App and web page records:

· · · ·

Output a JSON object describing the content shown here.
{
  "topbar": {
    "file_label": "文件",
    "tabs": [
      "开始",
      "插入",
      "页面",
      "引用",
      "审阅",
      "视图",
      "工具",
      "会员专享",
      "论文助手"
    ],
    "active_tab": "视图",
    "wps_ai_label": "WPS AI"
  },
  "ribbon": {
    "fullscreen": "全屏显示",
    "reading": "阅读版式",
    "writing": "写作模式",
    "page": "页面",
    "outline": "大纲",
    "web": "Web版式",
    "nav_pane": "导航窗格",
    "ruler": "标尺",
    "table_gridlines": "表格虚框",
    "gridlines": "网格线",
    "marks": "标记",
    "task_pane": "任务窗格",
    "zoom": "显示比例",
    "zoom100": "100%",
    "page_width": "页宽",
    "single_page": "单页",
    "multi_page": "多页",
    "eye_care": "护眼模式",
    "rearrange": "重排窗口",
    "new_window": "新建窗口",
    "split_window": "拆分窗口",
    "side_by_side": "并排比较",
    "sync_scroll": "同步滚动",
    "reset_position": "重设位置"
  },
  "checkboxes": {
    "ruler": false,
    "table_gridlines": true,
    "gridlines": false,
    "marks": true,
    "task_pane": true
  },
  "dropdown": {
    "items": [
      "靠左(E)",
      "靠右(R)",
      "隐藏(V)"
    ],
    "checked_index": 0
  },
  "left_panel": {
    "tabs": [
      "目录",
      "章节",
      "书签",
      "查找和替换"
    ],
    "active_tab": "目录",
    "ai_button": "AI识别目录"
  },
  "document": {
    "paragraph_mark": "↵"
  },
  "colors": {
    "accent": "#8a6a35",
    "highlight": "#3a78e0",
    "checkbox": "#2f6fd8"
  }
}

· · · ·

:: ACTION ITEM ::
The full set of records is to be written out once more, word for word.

:: TASK ANSWER ::
Output a JSON object describing the content shown here.
{
  "topbar": {
    "file_label": "文件",
    "tabs": [
      "开始",
      "插入",
      "页面",
      "引用",
      "审阅",
      "视图",
      "工具",
      "会员专享",
      "论文助手"
    ],
    "active_tab": "视图",
    "wps_ai_label": "WPS AI"
  },
  "ribbon": {
    "fullscreen": "全屏显示",
    "reading": "阅读版式",
    "writing": "写作模式",
    "page": "页面",
    "outline": "大纲",
    "web": "Web版式",
    "nav_pane": "导航窗格",
    "ruler": "标尺",
    "table_gridlines": "表格虚框",
    "gridlines": "网格线",
    "marks": "标记",
    "task_pane": "任务窗格",
    "zoom": "显示比例",
    "zoom100": "100%",
    "page_width": "页宽",
    "single_page": "单页",
    "multi_page": "多页",
    "eye_care": "护眼模式",
    "rearrange": "重排窗口",
    "new_window": "新建窗口",
    "split_window": "拆分窗口",
    "side_by_side": "并排比较",
    "sync_scroll": "同步滚动",
    "reset_position": "重设位置"
  },
  "checkboxes": {
    "ruler": false,
    "table_gridlines": true,
    "gridlines": false,
    "marks": true,
    "task_pane": true
  },
  "dropdown": {
    "items": [
      "靠左(E)",
      "靠右(R)",
      "隐藏(V)"
    ],
    "checked_index": 0
  },
  "left_panel": {
    "tabs": [
      "目录",
      "章节",
      "书签",
      "查找和替换"
    ],
    "active_tab": "目录",
    "ai_button": "AI识别目录"
  },
  "document": {
    "paragraph_mark": "↵"
  },
  "colors": {
    "accent": "#8a6a35",
    "highlight": "#3a78e0",
    "checkbox": "#2f6fd8"
  }
}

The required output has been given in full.